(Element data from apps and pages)

* * * * *

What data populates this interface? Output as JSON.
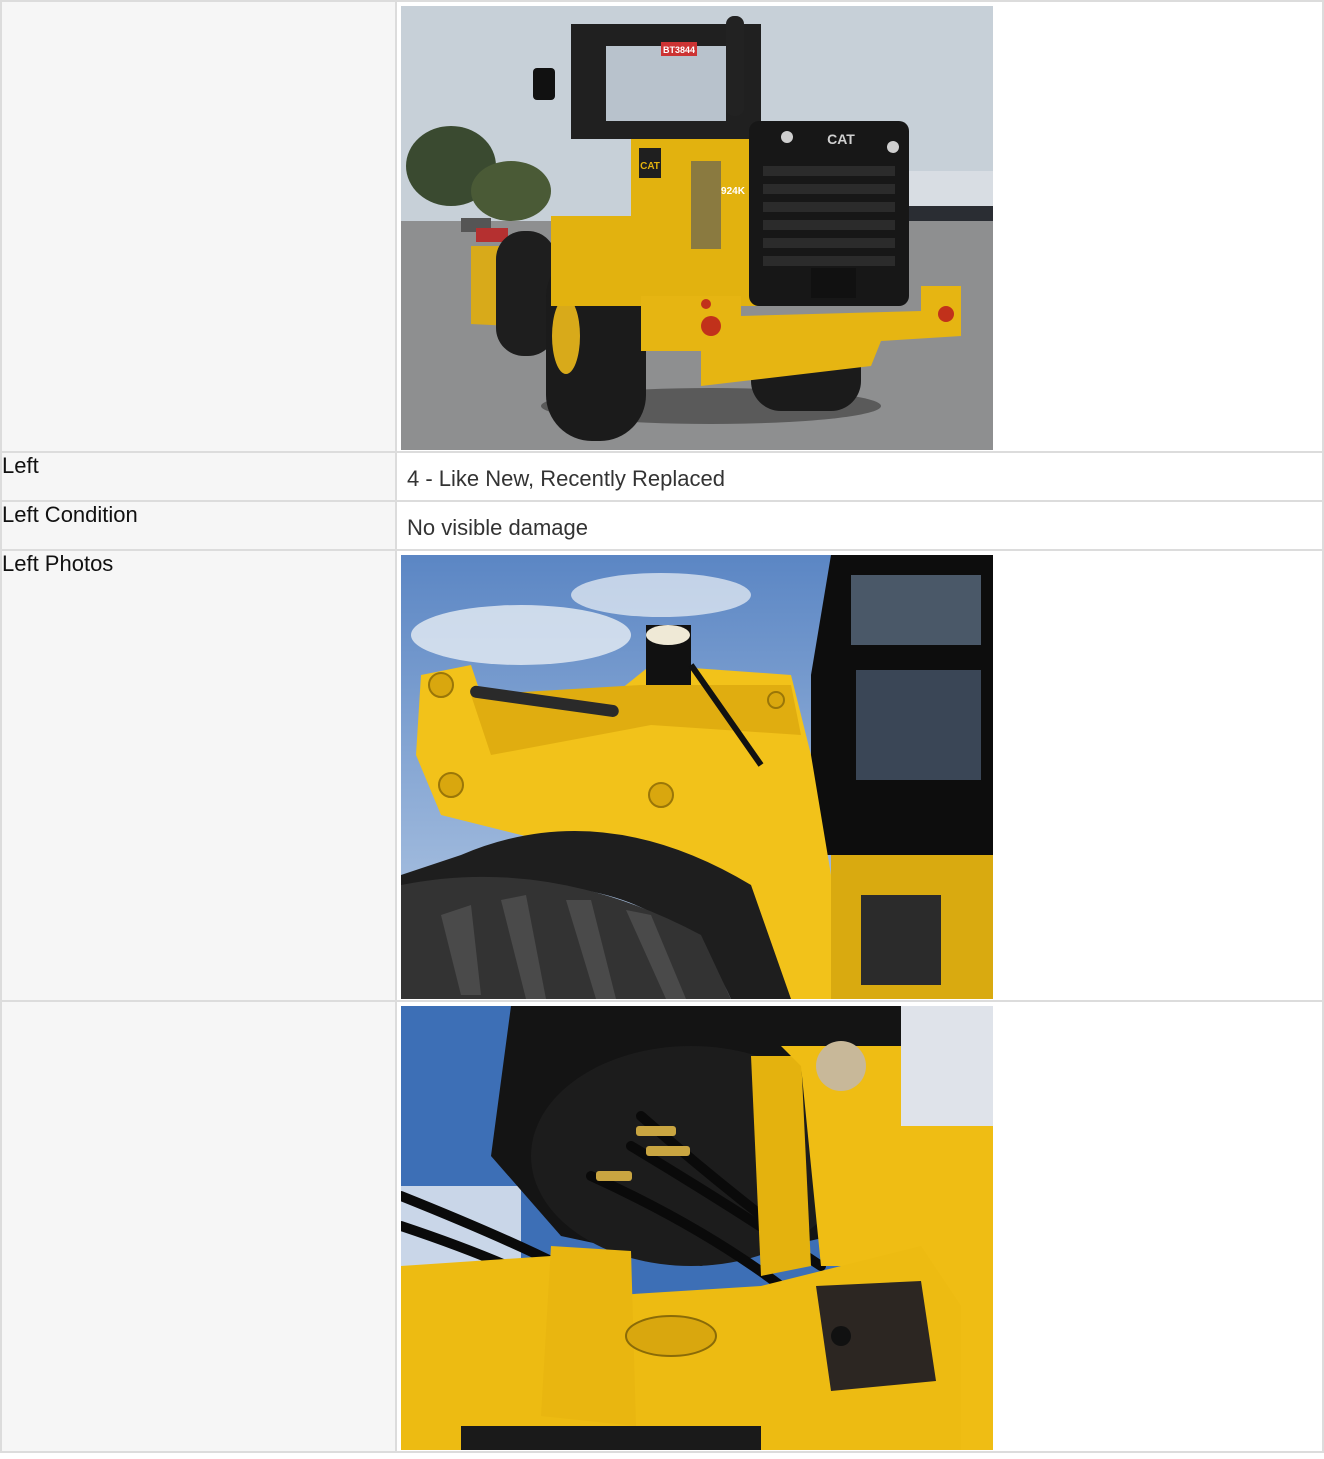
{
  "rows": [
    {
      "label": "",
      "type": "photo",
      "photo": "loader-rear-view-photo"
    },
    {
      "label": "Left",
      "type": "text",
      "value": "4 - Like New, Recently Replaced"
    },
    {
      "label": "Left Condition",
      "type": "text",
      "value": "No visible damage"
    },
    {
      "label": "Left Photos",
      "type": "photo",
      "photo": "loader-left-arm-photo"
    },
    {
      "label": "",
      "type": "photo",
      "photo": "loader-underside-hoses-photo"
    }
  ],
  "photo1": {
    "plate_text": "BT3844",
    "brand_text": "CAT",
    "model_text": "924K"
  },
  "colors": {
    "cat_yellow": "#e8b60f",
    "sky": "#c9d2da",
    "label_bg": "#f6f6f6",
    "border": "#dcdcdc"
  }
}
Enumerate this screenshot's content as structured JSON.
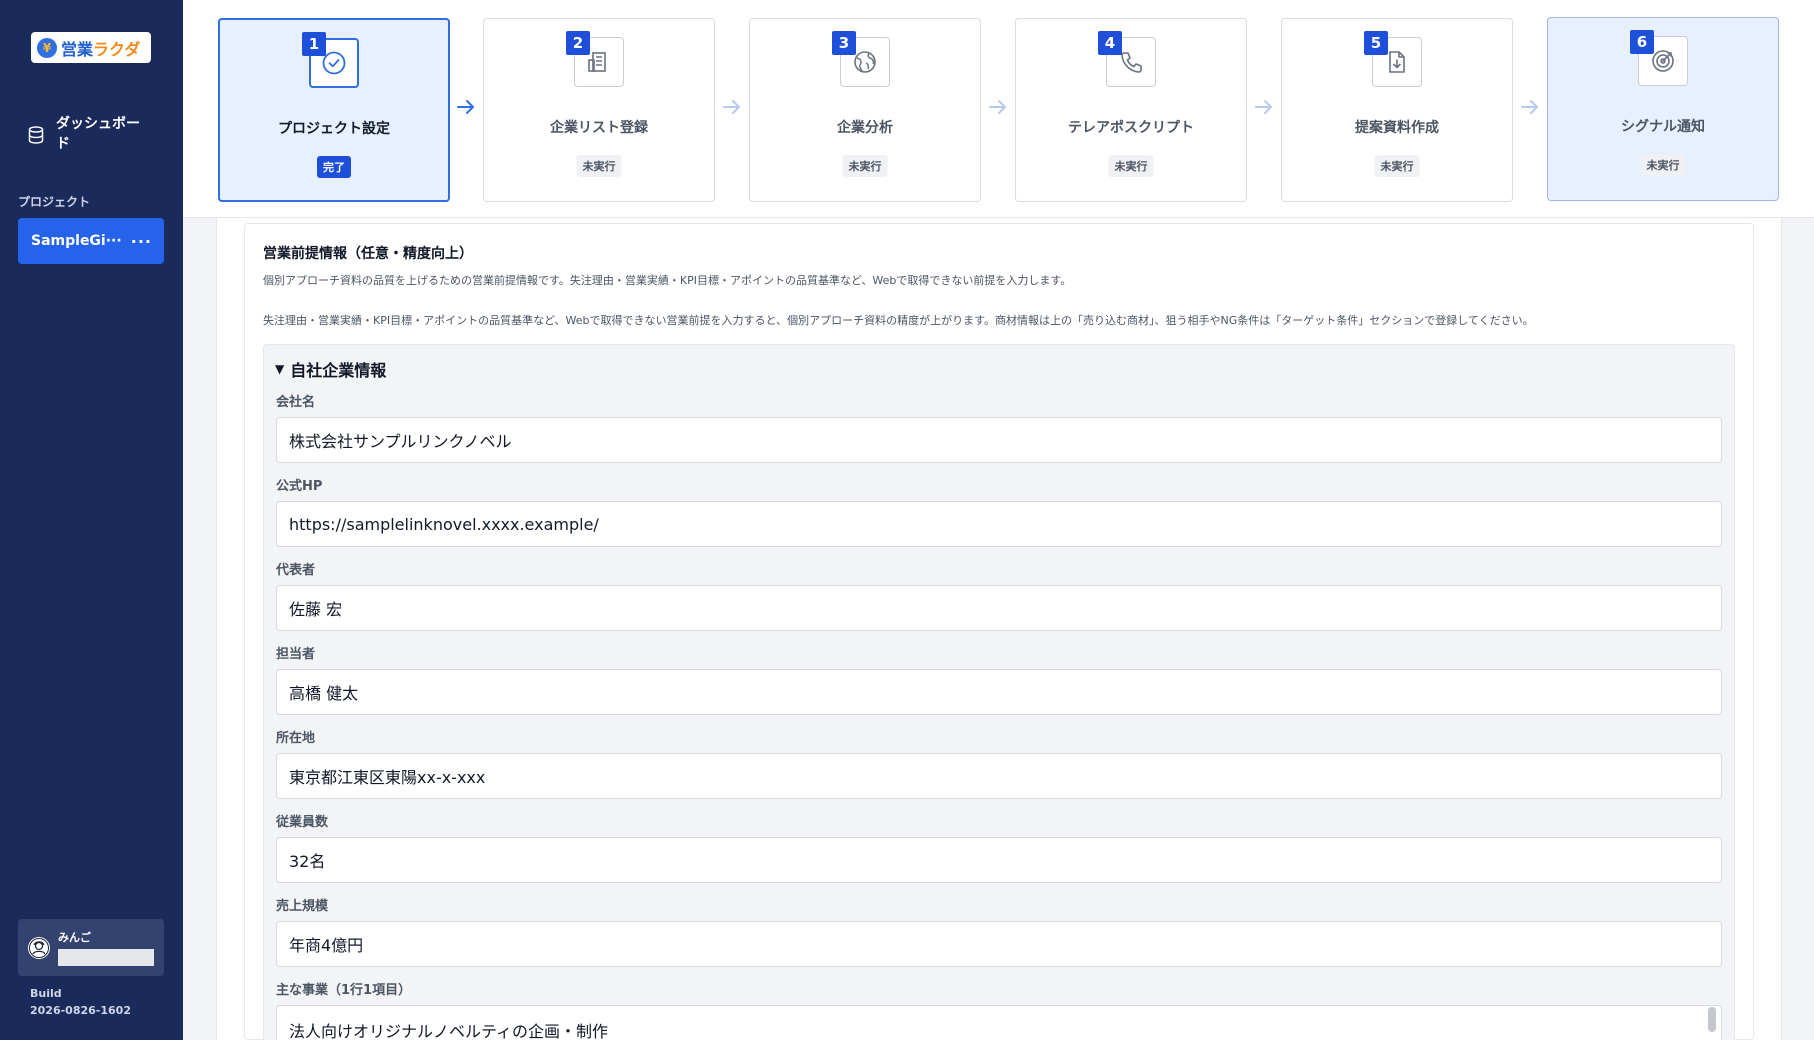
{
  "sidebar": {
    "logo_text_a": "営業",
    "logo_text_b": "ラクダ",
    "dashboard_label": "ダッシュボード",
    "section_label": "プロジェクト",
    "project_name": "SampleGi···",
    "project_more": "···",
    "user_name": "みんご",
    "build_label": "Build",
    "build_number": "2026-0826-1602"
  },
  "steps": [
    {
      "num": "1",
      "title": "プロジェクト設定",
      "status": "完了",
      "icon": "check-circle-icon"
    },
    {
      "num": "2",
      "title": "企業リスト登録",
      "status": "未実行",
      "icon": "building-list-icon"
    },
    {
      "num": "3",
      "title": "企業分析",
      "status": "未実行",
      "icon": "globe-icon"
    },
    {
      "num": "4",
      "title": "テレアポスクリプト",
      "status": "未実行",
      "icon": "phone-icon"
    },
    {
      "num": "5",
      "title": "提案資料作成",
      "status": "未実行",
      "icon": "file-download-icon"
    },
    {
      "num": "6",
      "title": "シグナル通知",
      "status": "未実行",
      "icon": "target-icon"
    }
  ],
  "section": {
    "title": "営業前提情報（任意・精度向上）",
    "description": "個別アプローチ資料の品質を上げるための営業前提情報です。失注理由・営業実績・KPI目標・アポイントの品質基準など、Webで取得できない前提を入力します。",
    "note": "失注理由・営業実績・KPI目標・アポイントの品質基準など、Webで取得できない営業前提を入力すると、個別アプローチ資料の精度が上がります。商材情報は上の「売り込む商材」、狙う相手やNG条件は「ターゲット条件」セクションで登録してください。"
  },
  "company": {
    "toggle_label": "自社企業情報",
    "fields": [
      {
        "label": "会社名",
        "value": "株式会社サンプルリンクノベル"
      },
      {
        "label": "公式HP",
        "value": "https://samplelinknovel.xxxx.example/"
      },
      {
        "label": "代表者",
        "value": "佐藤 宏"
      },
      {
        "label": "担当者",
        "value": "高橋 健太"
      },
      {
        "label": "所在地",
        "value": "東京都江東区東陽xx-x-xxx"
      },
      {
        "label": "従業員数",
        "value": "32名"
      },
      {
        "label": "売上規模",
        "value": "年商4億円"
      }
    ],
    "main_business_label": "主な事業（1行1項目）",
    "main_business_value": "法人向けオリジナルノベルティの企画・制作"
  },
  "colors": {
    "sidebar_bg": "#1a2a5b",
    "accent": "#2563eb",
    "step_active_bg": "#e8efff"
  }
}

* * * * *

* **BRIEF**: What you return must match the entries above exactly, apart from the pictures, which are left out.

* **ANSWER AREA**:
What data populates this interface? Output as JSON.
{
  "rows": [
    {
      "label": "",
      "type": "photo",
      "photo": "loader-rear-view-photo"
    },
    {
      "label": "Left",
      "type": "text",
      "value": "4 - Like New, Recently Replaced"
    },
    {
      "label": "Left Condition",
      "type": "text",
      "value": "No visible damage"
    },
    {
      "label": "Left Photos",
      "type": "photo",
      "photo": "loader-left-arm-photo"
    },
    {
      "label": "",
      "type": "photo",
      "photo": "loader-underside-hoses-photo"
    }
  ],
  "photo1": {
    "plate_text": "BT3844",
    "brand_text": "CAT",
    "model_text": "924K"
  },
  "colors": {
    "cat_yellow": "#e8b60f",
    "sky": "#c9d2da",
    "label_bg": "#f6f6f6",
    "border": "#dcdcdc"
  }
}
Enumerate this screenshot's content as structured JSON.
{
  "sidebar": {
    "logo_text_a": "営業",
    "logo_text_b": "ラクダ",
    "dashboard_label": "ダッシュボード",
    "section_label": "プロジェクト",
    "project_name": "SampleGi···",
    "project_more": "···",
    "user_name": "みんご",
    "build_label": "Build",
    "build_number": "2026-0826-1602"
  },
  "steps": [
    {
      "num": "1",
      "title": "プロジェクト設定",
      "status": "完了",
      "icon": "check-circle-icon"
    },
    {
      "num": "2",
      "title": "企業リスト登録",
      "status": "未実行",
      "icon": "building-list-icon"
    },
    {
      "num": "3",
      "title": "企業分析",
      "status": "未実行",
      "icon": "globe-icon"
    },
    {
      "num": "4",
      "title": "テレアポスクリプト",
      "status": "未実行",
      "icon": "phone-icon"
    },
    {
      "num": "5",
      "title": "提案資料作成",
      "status": "未実行",
      "icon": "file-download-icon"
    },
    {
      "num": "6",
      "title": "シグナル通知",
      "status": "未実行",
      "icon": "target-icon"
    }
  ],
  "section": {
    "title": "営業前提情報（任意・精度向上）",
    "description": "個別アプローチ資料の品質を上げるための営業前提情報です。失注理由・営業実績・KPI目標・アポイントの品質基準など、Webで取得できない前提を入力します。",
    "note": "失注理由・営業実績・KPI目標・アポイントの品質基準など、Webで取得できない営業前提を入力すると、個別アプローチ資料の精度が上がります。商材情報は上の「売り込む商材」、狙う相手やNG条件は「ターゲット条件」セクションで登録してください。"
  },
  "company": {
    "toggle_label": "自社企業情報",
    "fields": [
      {
        "label": "会社名",
        "value": "株式会社サンプルリンクノベル"
      },
      {
        "label": "公式HP",
        "value": "https://samplelinknovel.xxxx.example/"
      },
      {
        "label": "代表者",
        "value": "佐藤 宏"
      },
      {
        "label": "担当者",
        "value": "高橋 健太"
      },
      {
        "label": "所在地",
        "value": "東京都江東区東陽xx-x-xxx"
      },
      {
        "label": "従業員数",
        "value": "32名"
      },
      {
        "label": "売上規模",
        "value": "年商4億円"
      }
    ],
    "main_business_label": "主な事業（1行1項目）",
    "main_business_value": "法人向けオリジナルノベルティの企画・制作"
  },
  "colors": {
    "sidebar_bg": "#1a2a5b",
    "accent": "#2563eb",
    "step_active_bg": "#e8efff"
  }
}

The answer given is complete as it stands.